This is important and has far-reaching consequences. ‘Easy money’ does not just directly affect growth and inflation, or any desired combination of the two. It does not just affect the statistical average of prices, the price level, or the statistical aggregate of economic transactions, real GDP, or any other statistical macro-variable. ‘Easy money’ always means changes in relative prices, changes in resource allocation, and changes in income and wealth distribution. In particular, ‘easy money’ lowers interest rates, which are crucial in a market economy for coordinating investment activity with the public’s time preference, i.e. the public’s propensity to save and thereby support and sustain the capital stock. Monetary expansion means distorted interest rate signals and thus necessarily capital misallocation. This fundamental insight is the basis of all monetary theories of the business cycle, that is, of the insight that monetary expansion leads to booms that must be followed by busts. Every monetary expansion creates distortions, the liquidation of which cause the next recession. Every monetary expansion creates economic instability. This was already the basis of the business cycle theories of the British Classical economists of the Currency School in the 19th century, but more importantly, it was the basis of the so far most convincing business cycle theory, the one developed by Ludwig von Mises in 1912 and 1924, a theory that is now widely known as the Austrian Theory of the Business Cycle.

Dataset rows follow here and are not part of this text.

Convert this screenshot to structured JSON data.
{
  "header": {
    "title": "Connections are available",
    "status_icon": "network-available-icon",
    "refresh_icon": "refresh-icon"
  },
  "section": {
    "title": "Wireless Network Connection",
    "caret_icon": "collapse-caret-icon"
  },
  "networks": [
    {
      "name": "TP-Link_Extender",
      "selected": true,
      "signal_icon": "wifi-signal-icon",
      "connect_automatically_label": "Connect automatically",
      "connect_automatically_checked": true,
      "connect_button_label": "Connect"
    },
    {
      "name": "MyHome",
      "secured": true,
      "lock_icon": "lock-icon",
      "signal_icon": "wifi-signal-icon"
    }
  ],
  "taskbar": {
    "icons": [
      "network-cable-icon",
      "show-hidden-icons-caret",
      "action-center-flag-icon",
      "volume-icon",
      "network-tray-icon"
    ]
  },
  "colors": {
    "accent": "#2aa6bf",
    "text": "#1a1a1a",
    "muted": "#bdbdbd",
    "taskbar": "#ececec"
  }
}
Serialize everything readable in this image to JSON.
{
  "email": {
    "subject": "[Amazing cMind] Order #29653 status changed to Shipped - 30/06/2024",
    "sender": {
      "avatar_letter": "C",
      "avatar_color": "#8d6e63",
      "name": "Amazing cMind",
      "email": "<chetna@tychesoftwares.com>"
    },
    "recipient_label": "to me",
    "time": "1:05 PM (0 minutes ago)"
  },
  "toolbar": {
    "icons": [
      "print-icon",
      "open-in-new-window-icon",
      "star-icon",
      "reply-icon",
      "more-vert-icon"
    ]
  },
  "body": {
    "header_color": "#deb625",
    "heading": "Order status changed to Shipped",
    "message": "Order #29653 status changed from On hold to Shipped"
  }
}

This theory explains why modern fiat money central banks can never be a source of ‘stability’, whether that means the stability of the inflation rate or the stability of nominal GDP. Central banking, whether old fashioned or modern, is always a source of instability. This theory also explains why modern central banking has now maneuvered us into a veritable economic cul de sac. Repeated attempts over the past decades to buy near-term economic growth at the price of persistent marginal debasement of money has now left us with such a distorted and over-indebted economy that any further monetary expansion has to be ever more scarily aggressive to even cut through the thicket of accumulated imbalances and have any effect on inflation and GDP, whether real or nominal. This policy will ultimately end in hyperinflation when the public loses confidence in this charade.

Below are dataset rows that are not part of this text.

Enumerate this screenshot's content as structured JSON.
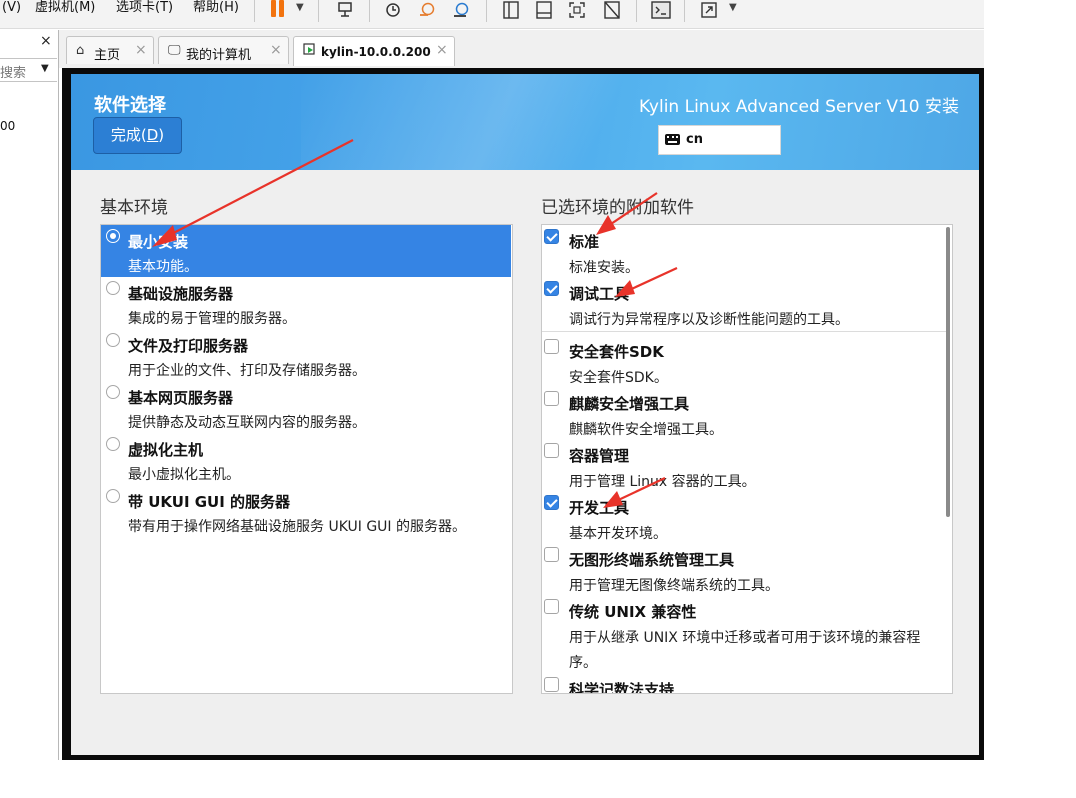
{
  "menu": {
    "items": [
      "(V)",
      "虚拟机(M)",
      "选项卡(T)",
      "帮助(H)"
    ]
  },
  "toolbar": {
    "icons": [
      "pause-icon",
      "send-keys-icon",
      "snapshot-icon",
      "revert-snapshot-icon",
      "snapshot-manager-icon",
      "library-view-icon",
      "thumbnail-view-icon",
      "fullscreen-icon",
      "unity-icon",
      "console-icon",
      "stretch-icon"
    ]
  },
  "library": {
    "close": "×",
    "search_placeholder": "搜索",
    "item": "00"
  },
  "tabs": [
    {
      "label": "主页",
      "icon": "home-icon",
      "close": "×"
    },
    {
      "label": "我的计算机",
      "icon": "computer-icon",
      "close": "×"
    },
    {
      "label": "kylin-10.0.0.200",
      "icon": "vm-running-icon",
      "close": "×",
      "active": true
    }
  ],
  "installer": {
    "spoke_title": "软件选择",
    "done_label": "完成(",
    "done_mnemonic": "D",
    "done_suffix": ")",
    "product_title": "Kylin Linux Advanced Server V10 安装",
    "keyboard_layout": "cn",
    "base_env_title": "基本环境",
    "addons_title": "已选环境的附加软件",
    "environments": [
      {
        "name": "最小安装",
        "desc": "基本功能。",
        "selected": true
      },
      {
        "name": "基础设施服务器",
        "desc": "集成的易于管理的服务器。",
        "selected": false
      },
      {
        "name": "文件及打印服务器",
        "desc": "用于企业的文件、打印及存储服务器。",
        "selected": false
      },
      {
        "name": "基本网页服务器",
        "desc": "提供静态及动态互联网内容的服务器。",
        "selected": false
      },
      {
        "name": "虚拟化主机",
        "desc": "最小虚拟化主机。",
        "selected": false
      },
      {
        "name": "带 UKUI GUI 的服务器",
        "desc": "带有用于操作网络基础设施服务 UKUI GUI 的服务器。",
        "selected": false
      }
    ],
    "addons": [
      {
        "name": "标准",
        "desc": "标准安装。",
        "checked": true
      },
      {
        "name": "调试工具",
        "desc": "调试行为异常程序以及诊断性能问题的工具。",
        "checked": true
      },
      {
        "name": "安全套件SDK",
        "desc": "安全套件SDK。",
        "checked": false
      },
      {
        "name": "麒麟安全增强工具",
        "desc": "麒麟软件安全增强工具。",
        "checked": false
      },
      {
        "name": "容器管理",
        "desc": "用于管理 Linux 容器的工具。",
        "checked": false
      },
      {
        "name": "开发工具",
        "desc": "基本开发环境。",
        "checked": true
      },
      {
        "name": "无图形终端系统管理工具",
        "desc": "用于管理无图像终端系统的工具。",
        "checked": false
      },
      {
        "name": "传统 UNIX 兼容性",
        "desc": "用于从继承 UNIX 环境中迁移或者可用于该环境的兼容程序。",
        "checked": false
      },
      {
        "name": "科学记数法支持",
        "desc": "",
        "checked": false
      }
    ]
  },
  "colors": {
    "header_blue": "#3a97e2",
    "selection_blue": "#3584e4",
    "annotation_red": "#e8332a",
    "pause_orange": "#f2730e"
  }
}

I don’t know if those German ECB critics who get Münchau all riled up know anything about Cantillon or Mises. For all I know, they may suffer from the same macroeconomic tunnel-vision that afflicts Münchau. The difference is this: In the final assessment they are correct and Münchau is wrong. The road to economic hell is paved with easy money.
In the meantime, the debasement of paper money continues.